Recorded data

--------

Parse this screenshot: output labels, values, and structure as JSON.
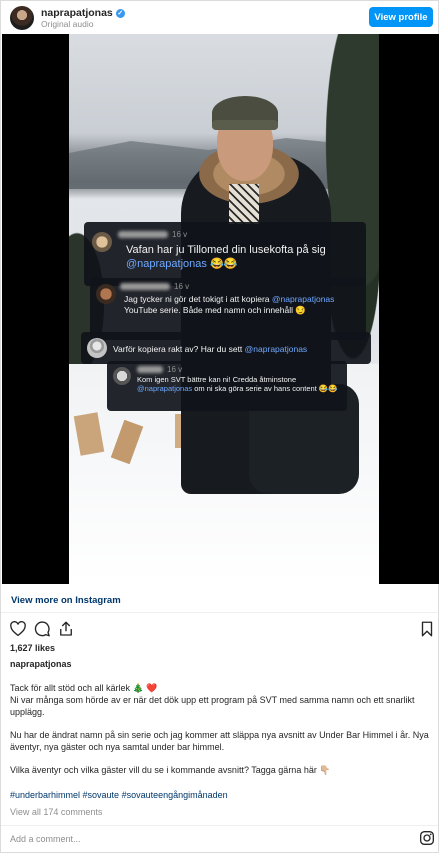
{
  "header": {
    "username": "naprapatjonas",
    "subline": "Original audio",
    "view_profile": "View profile",
    "verified_glyph": "✓"
  },
  "comments": [
    {
      "time": "16 v",
      "text": "Vafan har ju Tillomed din lusekofta på sig",
      "mention": "@naprapatjonas",
      "emoji": "😂😂"
    },
    {
      "time": "16 v",
      "text": "Jag tycker ni gör det tokigt i att kopiera",
      "mention": "@naprapatjonas",
      "text2": "YouTube serie. Både med namn och innehåll",
      "emoji": "😏"
    },
    {
      "text": "Varför kopiera rakt av? Har du sett",
      "mention": "@naprapatjonas"
    },
    {
      "time": "16 v",
      "text": "Kom igen SVT bättre kan ni! Credda åtminstone",
      "mention": "@naprapatjonas",
      "text2": "om ni ska göra serie av hans content",
      "emoji": "😂😂"
    }
  ],
  "footer": {
    "view_more": "View more on Instagram",
    "likes": "1,627 likes",
    "owner": "naprapatjonas",
    "caption_1": "Tack för allt stöd och all kärlek 🎄 ❤️",
    "caption_2": "Ni var många som hörde av er när det dök upp ett program på SVT med samma namn och ett snarlikt upplägg.",
    "caption_3": "Nu har de ändrat namn på sin serie och jag kommer att släppa nya avsnitt av Under Bar Himmel i år. Nya äventyr, nya gäster och nya samtal under bar himmel.",
    "caption_4": "Vilka äventyr och vilka gäster vill du se i kommande avsnitt? Tagga gärna här 👇🏼",
    "hashtags": "#underbarhimmel #sovaute #sovauteengångimånaden",
    "view_all": "View all 174 comments",
    "add_comment_placeholder": "Add a comment..."
  },
  "icons": [
    "heart-icon",
    "comment-icon",
    "share-icon",
    "bookmark-icon",
    "instagram-icon"
  ],
  "colors": {
    "accent": "#0095f6",
    "link": "#00376b",
    "mention": "#6fa8ff"
  }
}
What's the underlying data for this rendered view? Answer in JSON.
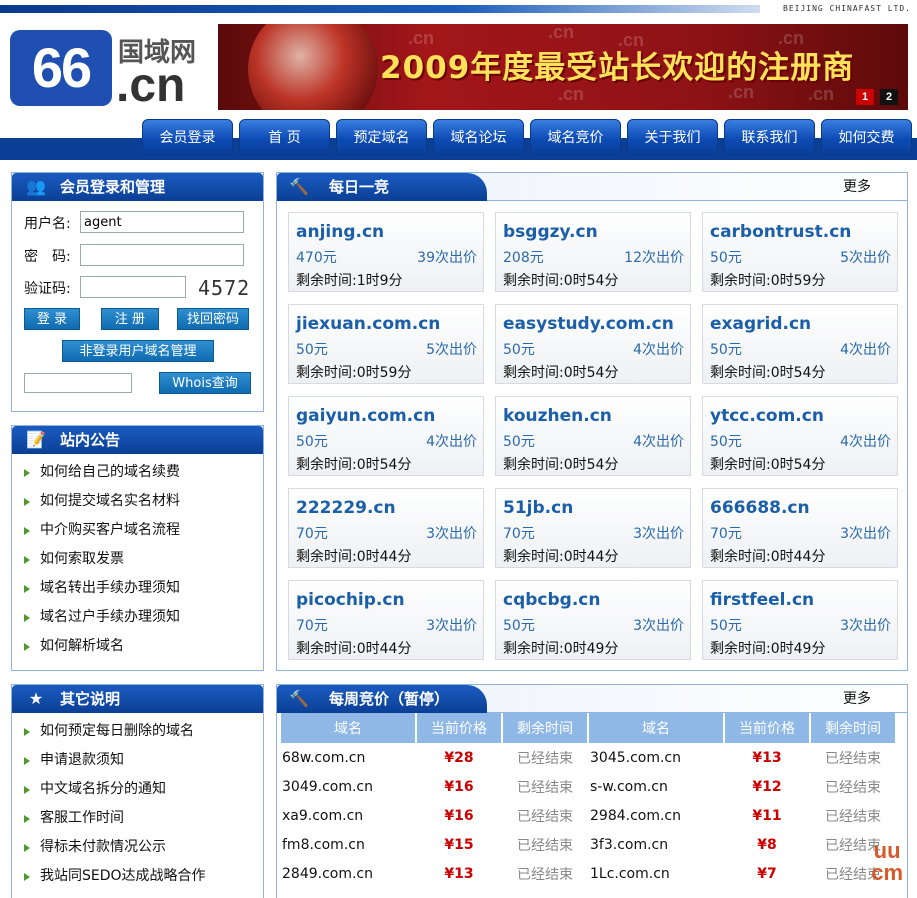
{
  "header": {
    "company": "BEIJING CHINAFAST LTD.",
    "logo_num": "66",
    "logo_name": "国域网",
    "logo_tld": ".cn",
    "banner_slogan": "2009年度最受站长欢迎的注册商",
    "banner_pages": [
      "1",
      "2"
    ]
  },
  "nav": [
    "会员登录",
    "首 页",
    "预定域名",
    "域名论坛",
    "域名竞价",
    "关于我们",
    "联系我们",
    "如何交费"
  ],
  "login": {
    "title": "会员登录和管理",
    "username_label": "用户名:",
    "username_value": "agent",
    "password_label": "密　码:",
    "captcha_label": "验证码:",
    "captcha_text": "4572",
    "login_btn": "登 录",
    "register_btn": "注 册",
    "recover_btn": "找回密码",
    "nonlogin_btn": "非登录用户域名管理",
    "whois_btn": "Whois查询"
  },
  "notice": {
    "title": "站内公告",
    "items": [
      "如何给自己的域名续费",
      "如何提交域名实名材料",
      "中介购买客户域名流程",
      "如何索取发票",
      "域名转出手续办理须知",
      "域名过户手续办理须知",
      "如何解析域名"
    ]
  },
  "other": {
    "title": "其它说明",
    "items": [
      "如何预定每日删除的域名",
      "申请退款须知",
      "中文域名拆分的通知",
      "客服工作时间",
      "得标未付款情况公示",
      "我站同SEDO达成战略合作"
    ]
  },
  "daily": {
    "title": "每日一竞",
    "more": "更多",
    "cards": [
      {
        "domain": "anjing.cn",
        "price": "470元",
        "bids": "39次出价",
        "remaining": "剩余时间:1时9分"
      },
      {
        "domain": "bsggzy.cn",
        "price": "208元",
        "bids": "12次出价",
        "remaining": "剩余时间:0时54分"
      },
      {
        "domain": "carbontrust.cn",
        "price": "50元",
        "bids": "5次出价",
        "remaining": "剩余时间:0时59分"
      },
      {
        "domain": "jiexuan.com.cn",
        "price": "50元",
        "bids": "5次出价",
        "remaining": "剩余时间:0时59分"
      },
      {
        "domain": "easystudy.com.cn",
        "price": "50元",
        "bids": "4次出价",
        "remaining": "剩余时间:0时54分"
      },
      {
        "domain": "exagrid.cn",
        "price": "50元",
        "bids": "4次出价",
        "remaining": "剩余时间:0时54分"
      },
      {
        "domain": "gaiyun.com.cn",
        "price": "50元",
        "bids": "4次出价",
        "remaining": "剩余时间:0时54分"
      },
      {
        "domain": "kouzhen.cn",
        "price": "50元",
        "bids": "4次出价",
        "remaining": "剩余时间:0时54分"
      },
      {
        "domain": "ytcc.com.cn",
        "price": "50元",
        "bids": "4次出价",
        "remaining": "剩余时间:0时54分"
      },
      {
        "domain": "222229.cn",
        "price": "70元",
        "bids": "3次出价",
        "remaining": "剩余时间:0时44分"
      },
      {
        "domain": "51jb.cn",
        "price": "70元",
        "bids": "3次出价",
        "remaining": "剩余时间:0时44分"
      },
      {
        "domain": "666688.cn",
        "price": "70元",
        "bids": "3次出价",
        "remaining": "剩余时间:0时44分"
      },
      {
        "domain": "picochip.cn",
        "price": "70元",
        "bids": "3次出价",
        "remaining": "剩余时间:0时44分"
      },
      {
        "domain": "cqbcbg.cn",
        "price": "50元",
        "bids": "3次出价",
        "remaining": "剩余时间:0时49分"
      },
      {
        "domain": "firstfeel.cn",
        "price": "50元",
        "bids": "3次出价",
        "remaining": "剩余时间:0时49分"
      }
    ]
  },
  "weekly": {
    "title": "每周竞价（暂停）",
    "more": "更多",
    "headers": [
      "域名",
      "当前价格",
      "剩余时间",
      "域名",
      "当前价格",
      "剩余时间"
    ],
    "rows": [
      [
        "68w.com.cn",
        "¥28",
        "已经结束",
        "3045.com.cn",
        "¥13",
        "已经结束"
      ],
      [
        "3049.com.cn",
        "¥16",
        "已经结束",
        "s-w.com.cn",
        "¥12",
        "已经结束"
      ],
      [
        "xa9.com.cn",
        "¥16",
        "已经结束",
        "2984.com.cn",
        "¥11",
        "已经结束"
      ],
      [
        "fm8.com.cn",
        "¥15",
        "已经结束",
        "3f3.com.cn",
        "¥8",
        "已经结束"
      ],
      [
        "2849.com.cn",
        "¥13",
        "已经结束",
        "1Lc.com.cn",
        "¥7",
        "已经结束"
      ]
    ]
  },
  "watermark": {
    "line1": "uu",
    "line2": "cm"
  }
}
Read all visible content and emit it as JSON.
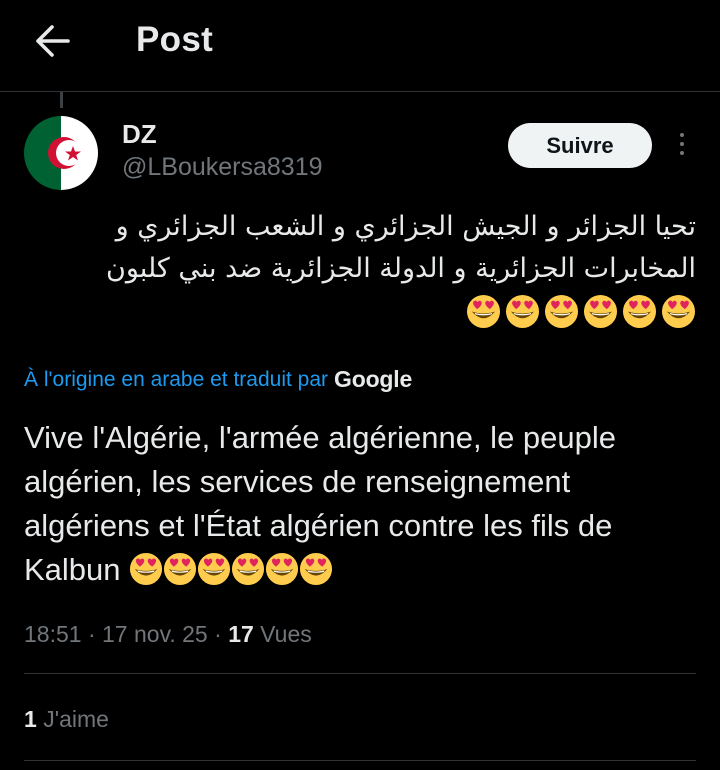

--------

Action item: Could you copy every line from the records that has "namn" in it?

Output:
      "text2": "YouTube serie. Både med namn och innehåll",
    "caption_2": "Ni var många som hörde av er när det dök upp ett program på SVT med samma namn och ett snarlikt upplägg.",
    "caption_3": "Nu har de ändrat namn på sin serie och jag kommer att släppa nya avsnitt av Under Bar Himmel i år. Nya äventyr, nya gäster och nya samtal under bar himmel.",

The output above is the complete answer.